= WHAT THE TASK ASKS =
Every entry must be output exactly as it is written.

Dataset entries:
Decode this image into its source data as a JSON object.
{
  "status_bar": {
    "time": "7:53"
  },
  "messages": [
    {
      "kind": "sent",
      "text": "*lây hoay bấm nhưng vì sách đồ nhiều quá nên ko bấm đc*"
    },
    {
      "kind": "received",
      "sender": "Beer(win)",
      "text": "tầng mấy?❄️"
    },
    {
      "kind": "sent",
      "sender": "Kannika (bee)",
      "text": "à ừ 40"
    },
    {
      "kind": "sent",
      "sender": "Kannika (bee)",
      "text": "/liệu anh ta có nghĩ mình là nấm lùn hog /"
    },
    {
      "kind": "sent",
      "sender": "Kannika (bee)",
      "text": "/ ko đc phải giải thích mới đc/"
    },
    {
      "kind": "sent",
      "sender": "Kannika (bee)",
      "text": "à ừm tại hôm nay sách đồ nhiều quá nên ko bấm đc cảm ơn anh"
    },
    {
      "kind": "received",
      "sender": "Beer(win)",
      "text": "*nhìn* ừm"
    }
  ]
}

= RESPONSE FOR THIS EXERCISE =
Decode this image into its source data as a JSON object.
{
  "status_bar": {
    "time": "7:53"
  },
  "messages": [
    {
      "kind": "sent",
      "text": "*lây hoay bấm nhưng vì sách đồ nhiều quá nên ko bấm đc*"
    },
    {
      "kind": "received",
      "sender": "Beer(win)",
      "text": "tầng mấy?❄️"
    },
    {
      "kind": "sent",
      "sender": "Kannika (bee)",
      "text": "à ừ 40"
    },
    {
      "kind": "sent",
      "sender": "Kannika (bee)",
      "text": "/liệu anh ta có nghĩ mình là nấm lùn hog /"
    },
    {
      "kind": "sent",
      "sender": "Kannika (bee)",
      "text": "/ ko đc phải giải thích mới đc/"
    },
    {
      "kind": "sent",
      "sender": "Kannika (bee)",
      "text": "à ừm tại hôm nay sách đồ nhiều quá nên ko bấm đc cảm ơn anh"
    },
    {
      "kind": "received",
      "sender": "Beer(win)",
      "text": "*nhìn* ừm"
    }
  ]
}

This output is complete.